Since his indictment in January 2019, Roger Stone's path to Thursday's sentencing hearing has been anything but ordinary. But given his long history as a political dirty trickster, perhaps it should come as no surprise that his legal woes have followed an equally unusual trajectory.
The veteran Republican operative was found guilty in November of obstructing justice, witness tampering and five counts of lying to Congress. His pre-trial proceedings were largely marked by his out-of-court statements, triggering progressively tighter gag orders. His trial featured testimony from a comedian who repeatedly invoked characters from "The Godfather: Part II."
The two go back decades, and at his trial late last year, prosecutors connected Stone's crimes with an effort to protect Trump. Stone, 67, has previously taken credit for persuading the president to get into politics and once served as an adviser to Trump's presidential campaign.
Stone was arrested in a pre-dawn FBI raid on his Florida home on Jan. 25, 2019. In the 10 months leading to his trial, Stone repeatedly made inflammatory comments about the judge overseeing his case and the prosecutors who brought charges. After posting an image to social media with U.S. Judge Amy Berman Jackson apparently shown in the crosshairs of a firearm scope, she issued a gag order preventing him and his legal team from speaking publicly about the case.
At trial in November, jurors found him guilty on all seven counts. But in the weeks leading up to his sentencing hearing, Stone's lawyers twice made last-ditch efforts to get a new trial by raising issues with at least two jurors.
Last week, unsealed court documents revealed that Judge Jackson denied a previous sealed motion for a new trial filed by Stone's defense team earlier this month involving a post-trial objection to one of the jurors. The individual disclosed during the jury selection process that they had a legal background and had worked for the IRS. A second sealed motion for a new trial was filed by Stone's attorneys last Friday citing alleged jury misconduct. Details of both the request and the Justice Department's subsequent opposition to their motion are mostly unknown while under seal.
In a conference call with Stone, his defense team and two DOJ prosecutors on Tuesday, Jackson said that she has decided not to delay Stone's sentencing in light of the defense's latest bid for a new trial. But, Jackson said on the call, "I will ensure that the execution of sentence and the deadline for the filing of a notice of appeal will be deferred to ensure that the defendant has had the benefit of the ruling on the motion before filing any notice of appeal."

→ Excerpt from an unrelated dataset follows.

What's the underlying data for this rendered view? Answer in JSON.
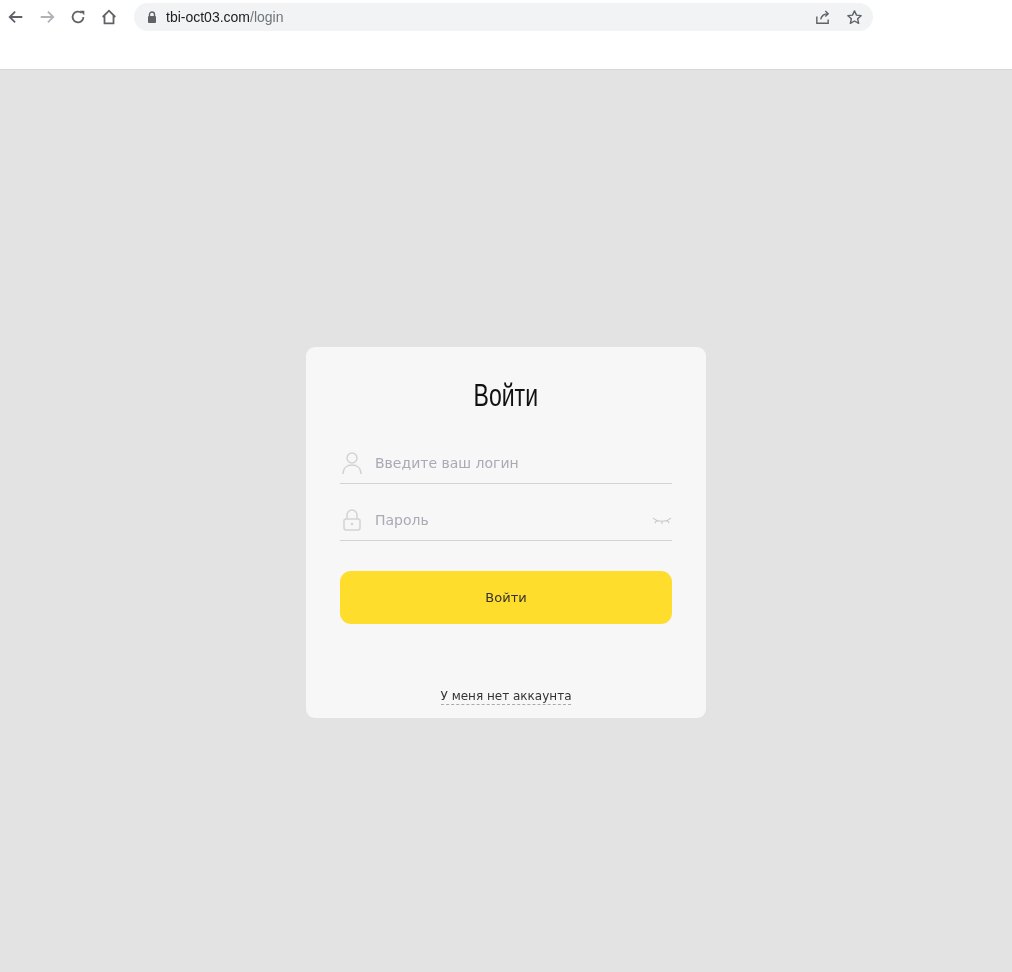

Since his conviction, the national interest in Stone's legal fortunes has waned. But that changed earlier this month when Trump unexpectedly weighed in on a sentencing recommendation filed by the four Justice Department prosecutors running Stone's case. Last week, those prosecutors told the court that Stone's crimes and his out-of-court conduct warranted a prison term of seven to nine years.
Within hours of their filing that sentencing recommendation, at 1:48 a.m., a message appeared on the president's Twitter feed: "This is a horrible and very unfair situation. The real crimes were on the other side, as nothing happens to them. Cannot allow this miscarriage of justice."
The next day, a senior Justice Department official told reporters that "the department was shocked to see the sentencing recommendation," and that "the department will clarify its position later today at the court."
That statement prompted all four Justice Department prosecutors who signed onto the sentencing memorandum to withdraw from Stone's case in protest. One of those prosecutors resigned from the department entirely.
Later that day, a new prosecutor on the case filed an amended memorandum arguing that the previous recommendation of seven to nine years "would not be appropriate" -- and instead "defers to the court as to what specific sentence is appropriate," but implored Jackson to take into consideration Stone's "advanced age, health, personal circumstances and lack of criminal history in fashioning an appropriate sentence."
In the aftermath of the sentencing controversy, Attorney General William Barr told ABC News Chief Justice Correspondent Pierre Thomas that Trump "has never asked me to do anything in a criminal case," but he should stop tweeting about certain Justice Department cases.
"I think it's time to stop the tweeting about Department of Justice criminal cases," Barr said, adding that the tweets "make it impossible for me to do my job."
On Tuesday, ABC News reported that Barr had told people close to Trump that he is considering resigning over the tweets.
Regardless of the sentence Judge Jackson imposes on Stone, a wild-card factor could render the terms inconsequential: a pardon from Trump -- which he has not ruled out. On Tuesday, the president expressed sympathy for his longtime confidant and downplayed Stone's role in his campaign.
"I think Roger Stone's been treated unfairly," Trump said.
Asked whether he believes Stone deserves to serve time in prison, Trump replied, "you're going to see what happens, let's see what happens."